[Exercise description] Go through the data and copy each line that holds "items".

[Exercise data]
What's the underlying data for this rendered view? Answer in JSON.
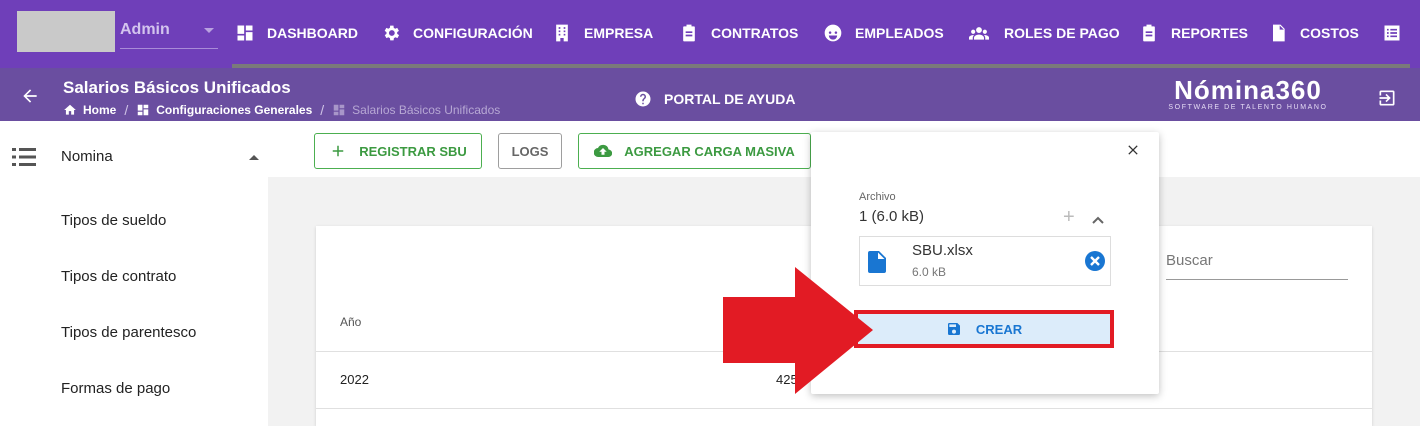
{
  "topnav": {
    "user": "Admin",
    "items": [
      {
        "label": "DASHBOARD",
        "icon": "dashboard-icon"
      },
      {
        "label": "CONFIGURACIÓN",
        "icon": "gear-icon"
      },
      {
        "label": "EMPRESA",
        "icon": "building-icon"
      },
      {
        "label": "CONTRATOS",
        "icon": "clipboard-icon"
      },
      {
        "label": "EMPLEADOS",
        "icon": "face-icon"
      },
      {
        "label": "ROLES DE PAGO",
        "icon": "people-icon"
      },
      {
        "label": "REPORTES",
        "icon": "clipboard-icon"
      },
      {
        "label": "COSTOS",
        "icon": "invoice-icon"
      }
    ]
  },
  "subheader": {
    "title": "Salarios Básicos Unificados",
    "breadcrumbs": [
      "Home",
      "Configuraciones Generales",
      "Salarios Básicos Unificados"
    ],
    "help_label": "PORTAL DE AYUDA",
    "logo_main": "Nómina360",
    "logo_sub": "SOFTWARE DE TALENTO HUMANO"
  },
  "sidebar": {
    "group": "Nomina",
    "items": [
      "Tipos de sueldo",
      "Tipos de contrato",
      "Tipos de parentesco",
      "Formas de pago"
    ]
  },
  "toolbar": {
    "register": "REGISTRAR SBU",
    "logs": "LOGS",
    "bulk": "AGREGAR CARGA MASIVA"
  },
  "table": {
    "search_placeholder": "Buscar",
    "column_year": "Año",
    "rows": [
      {
        "year": "2022",
        "value": "425"
      }
    ]
  },
  "upload": {
    "label": "Archivo",
    "count": "1 (6.0 kB)",
    "file_name": "SBU.xlsx",
    "file_size": "6.0 kB",
    "create_label": "CREAR"
  },
  "colors": {
    "primary": "#6f3fb9",
    "subheader": "#6a4ea0",
    "success": "#4caf50",
    "info": "#1976d2",
    "highlight": "#e21b24"
  }
}
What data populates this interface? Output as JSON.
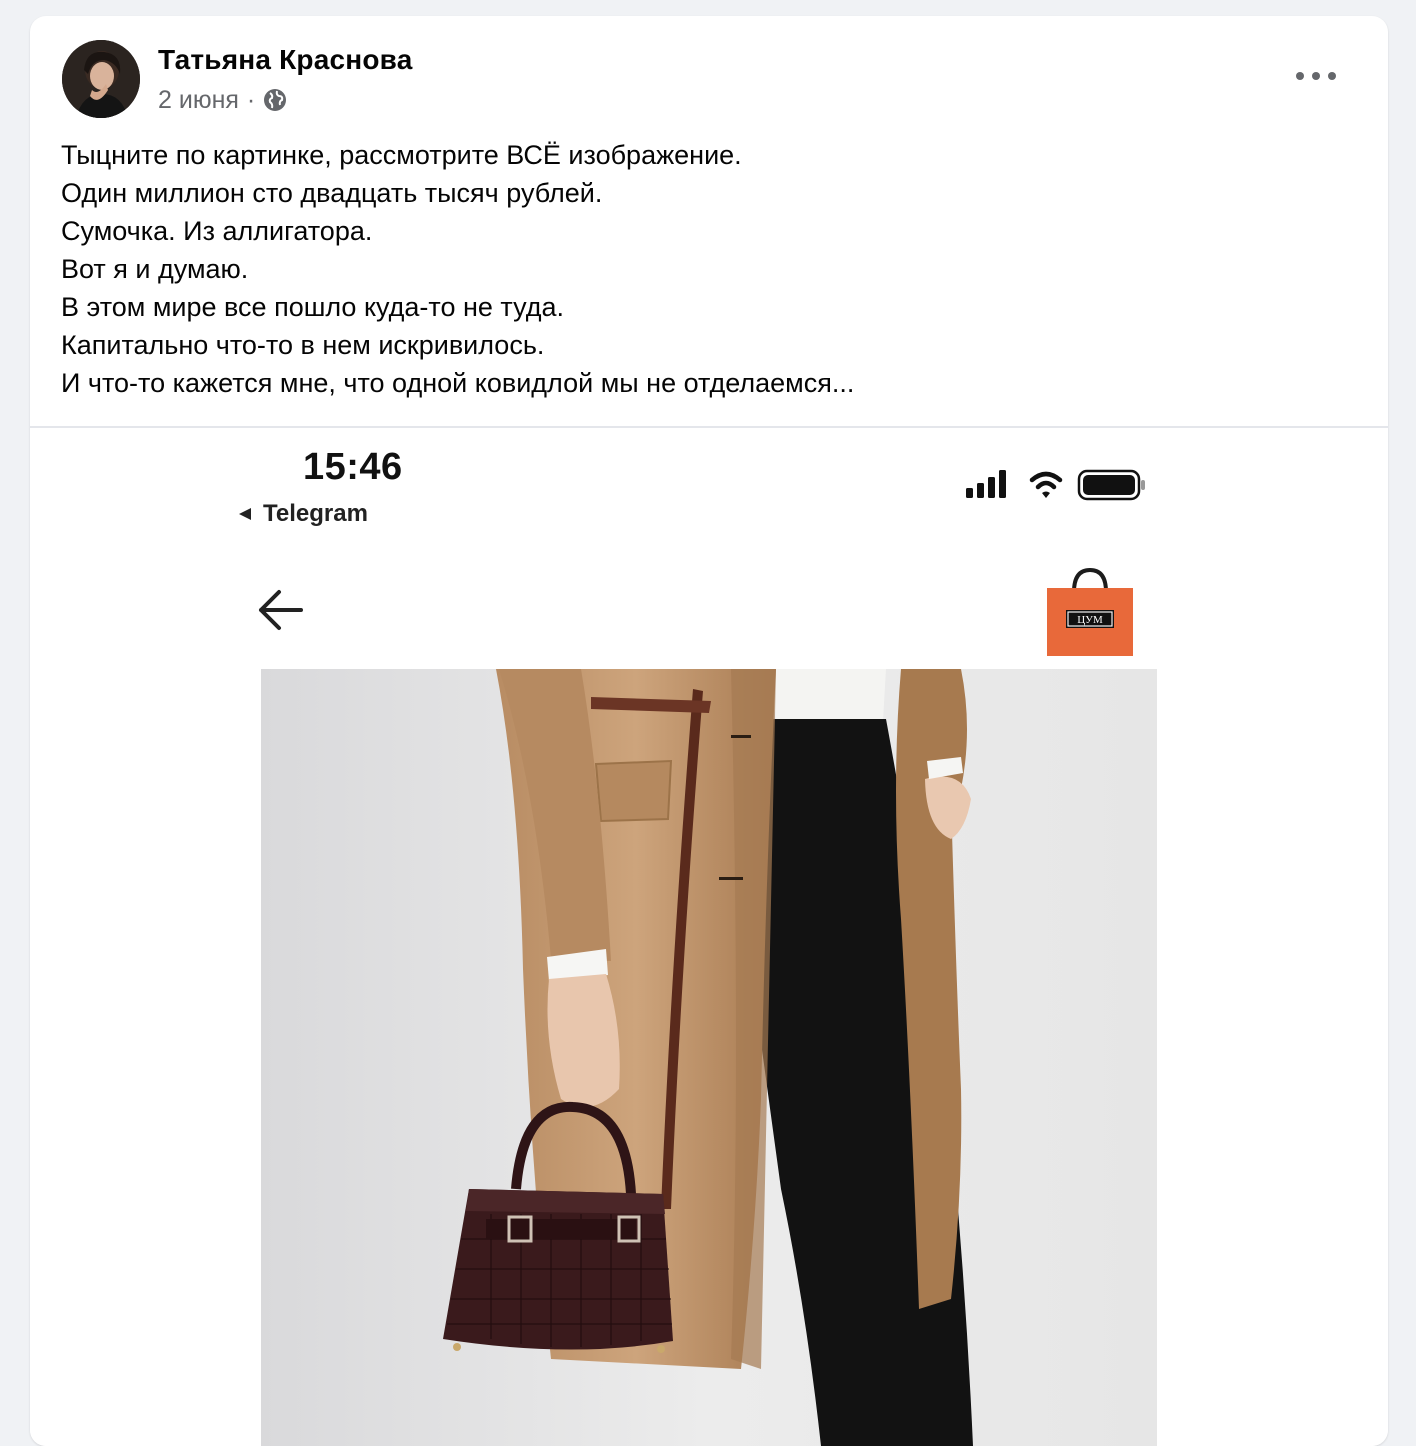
{
  "post": {
    "author": "Татьяна Краснова",
    "date": "2 июня",
    "separator": "·",
    "privacy_icon": "globe-icon",
    "more_icon": "more-horizontal-icon",
    "text_lines": [
      "Тыцните по картинке, рассмотрите ВСЁ изображение.",
      "Один миллион сто двадцать тысяч рублей.",
      "Сумочка. Из аллигатора.",
      "Вот я и думаю.",
      "В этом мире все пошло куда-то не туда.",
      "Капитально что-то в нем искривилось.",
      "И что-то кажется мне, что одной ковидлой мы не отделаемся..."
    ]
  },
  "screenshot": {
    "time": "15:46",
    "back_app": "Telegram",
    "back_arrow_icon": "arrow-left-icon",
    "cart_icon": "shopping-bag-icon",
    "shop_logo_text": "ЦУМ",
    "photo_description_icon": "product-photo",
    "colors": {
      "bag_logo_orange": "#e8693a",
      "coat_camel": "#c79f77",
      "trousers_black": "#121212",
      "handbag_burgundy": "#3a1a1c"
    }
  }
}
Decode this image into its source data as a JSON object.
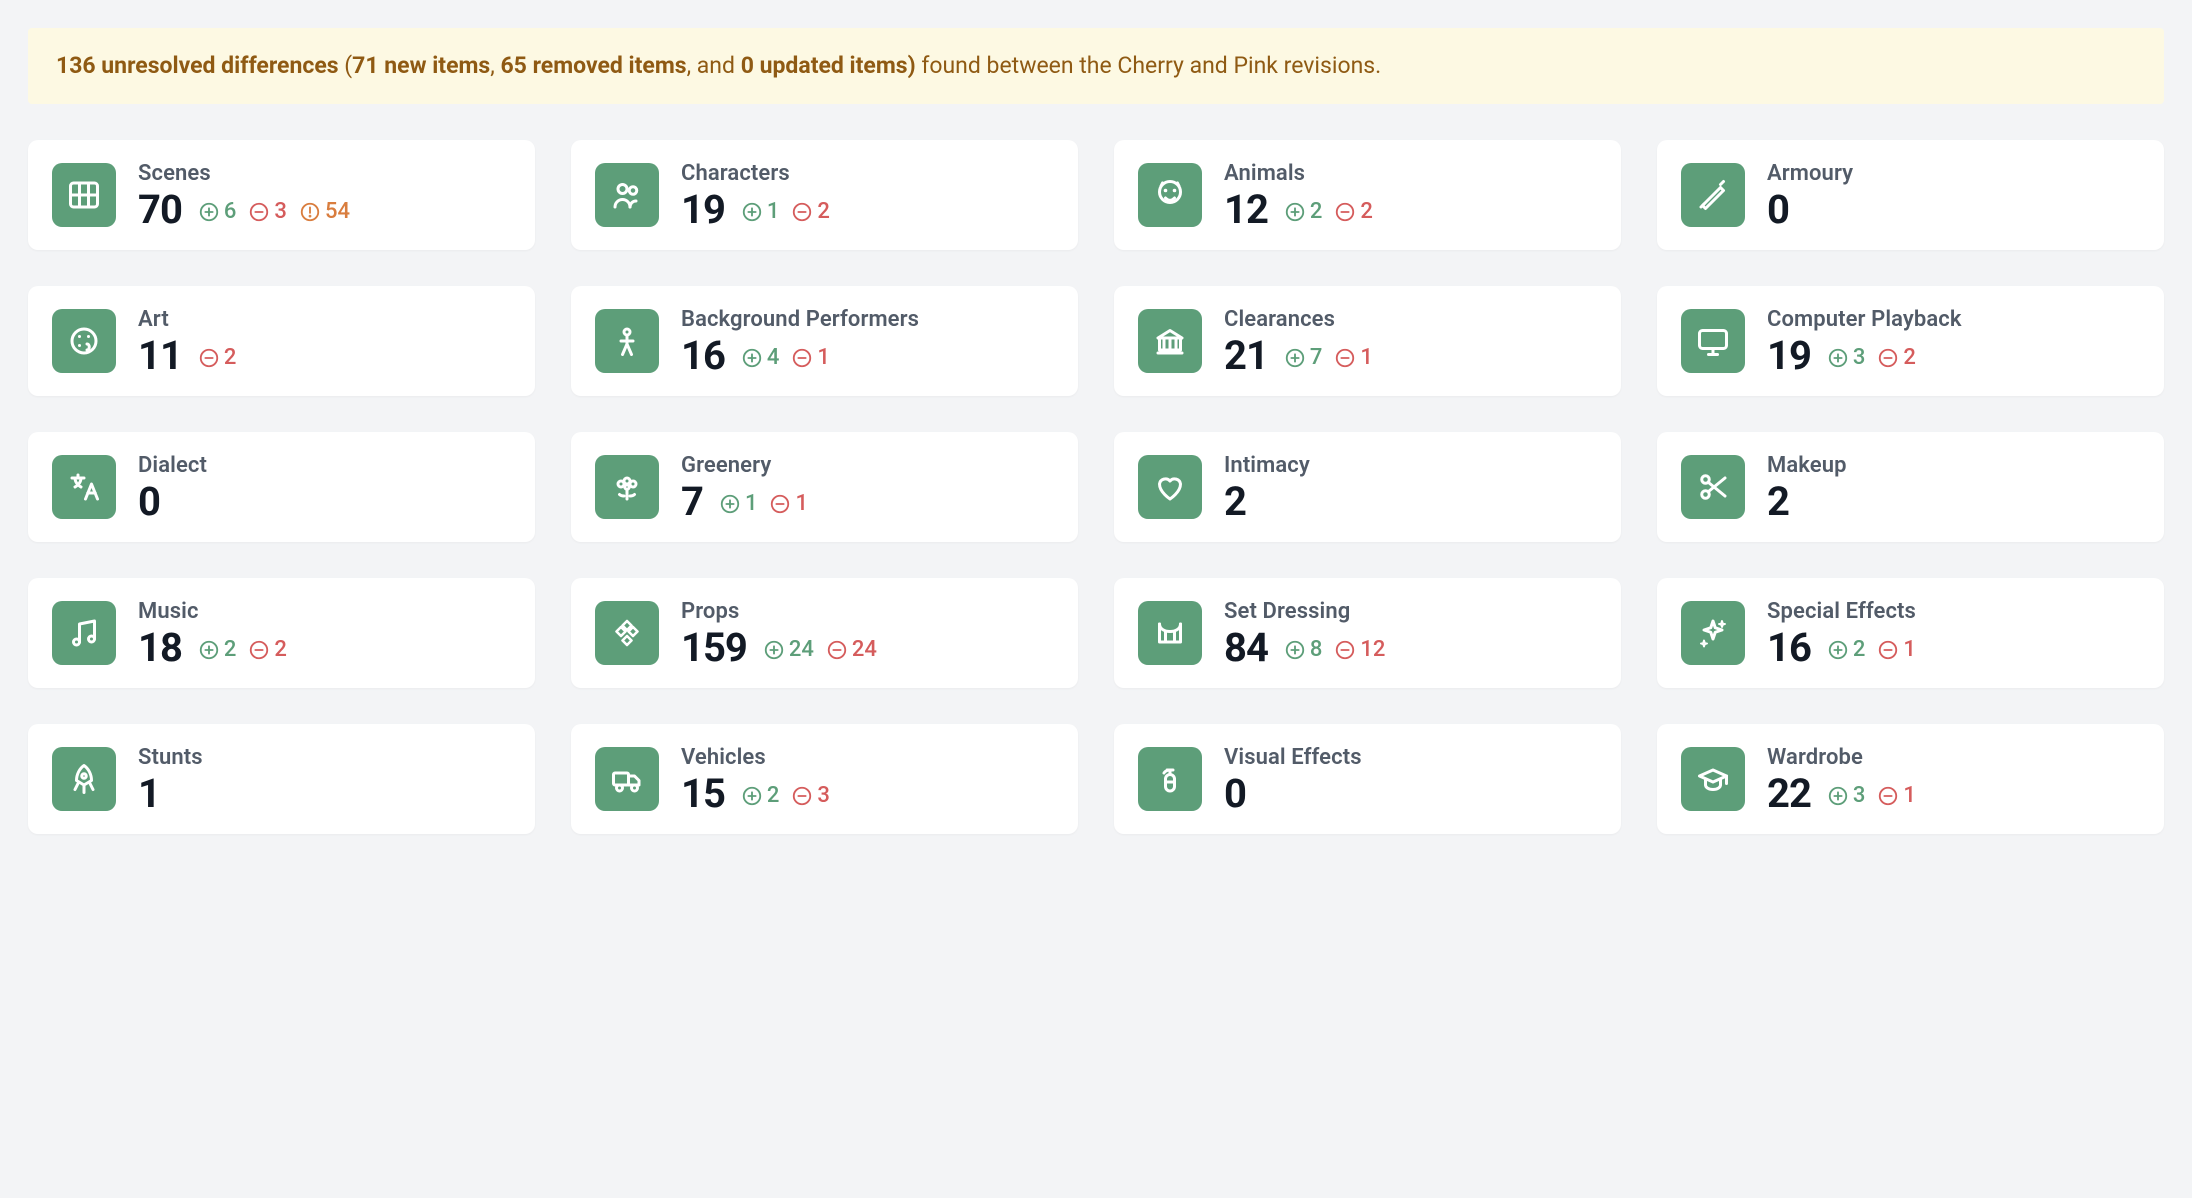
{
  "banner": {
    "unresolved": "136 unresolved differences",
    "new": "71 new items",
    "removed": "65 removed items",
    "sep_and": "and",
    "updated": "0 updated items",
    "suffix": "found between the Cherry and Pink revisions."
  },
  "cards": [
    {
      "key": "scenes",
      "label": "Scenes",
      "count": 70,
      "add": 6,
      "remove": 3,
      "warn": 54,
      "icon": "film"
    },
    {
      "key": "characters",
      "label": "Characters",
      "count": 19,
      "add": 1,
      "remove": 2,
      "warn": null,
      "icon": "users"
    },
    {
      "key": "animals",
      "label": "Animals",
      "count": 12,
      "add": 2,
      "remove": 2,
      "warn": null,
      "icon": "paw"
    },
    {
      "key": "armoury",
      "label": "Armoury",
      "count": 0,
      "add": null,
      "remove": null,
      "warn": null,
      "icon": "sword"
    },
    {
      "key": "art",
      "label": "Art",
      "count": 11,
      "add": null,
      "remove": 2,
      "warn": null,
      "icon": "palette"
    },
    {
      "key": "bg-perf",
      "label": "Background Performers",
      "count": 16,
      "add": 4,
      "remove": 1,
      "warn": null,
      "icon": "person"
    },
    {
      "key": "clearances",
      "label": "Clearances",
      "count": 21,
      "add": 7,
      "remove": 1,
      "warn": null,
      "icon": "bank"
    },
    {
      "key": "computer",
      "label": "Computer Playback",
      "count": 19,
      "add": 3,
      "remove": 2,
      "warn": null,
      "icon": "monitor"
    },
    {
      "key": "dialect",
      "label": "Dialect",
      "count": 0,
      "add": null,
      "remove": null,
      "warn": null,
      "icon": "translate"
    },
    {
      "key": "greenery",
      "label": "Greenery",
      "count": 7,
      "add": 1,
      "remove": 1,
      "warn": null,
      "icon": "flower"
    },
    {
      "key": "intimacy",
      "label": "Intimacy",
      "count": 2,
      "add": null,
      "remove": null,
      "warn": null,
      "icon": "heart"
    },
    {
      "key": "makeup",
      "label": "Makeup",
      "count": 2,
      "add": null,
      "remove": null,
      "warn": null,
      "icon": "scissors"
    },
    {
      "key": "music",
      "label": "Music",
      "count": 18,
      "add": 2,
      "remove": 2,
      "warn": null,
      "icon": "music"
    },
    {
      "key": "props",
      "label": "Props",
      "count": 159,
      "add": 24,
      "remove": 24,
      "warn": null,
      "icon": "diamond"
    },
    {
      "key": "set-dress",
      "label": "Set Dressing",
      "count": 84,
      "add": 8,
      "remove": 12,
      "warn": null,
      "icon": "stage"
    },
    {
      "key": "sfx",
      "label": "Special Effects",
      "count": 16,
      "add": 2,
      "remove": 1,
      "warn": null,
      "icon": "sparkle"
    },
    {
      "key": "stunts",
      "label": "Stunts",
      "count": 1,
      "add": null,
      "remove": null,
      "warn": null,
      "icon": "rocket"
    },
    {
      "key": "vehicles",
      "label": "Vehicles",
      "count": 15,
      "add": 2,
      "remove": 3,
      "warn": null,
      "icon": "truck"
    },
    {
      "key": "vfx",
      "label": "Visual Effects",
      "count": 0,
      "add": null,
      "remove": null,
      "warn": null,
      "icon": "extinguisher"
    },
    {
      "key": "wardrobe",
      "label": "Wardrobe",
      "count": 22,
      "add": 3,
      "remove": 1,
      "warn": null,
      "icon": "grad"
    }
  ]
}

[Reply to the task]
    "items": [
    "items": [
    "new": "71 new items",
    "removed": "65 removed items",
    "updated": "0 updated items",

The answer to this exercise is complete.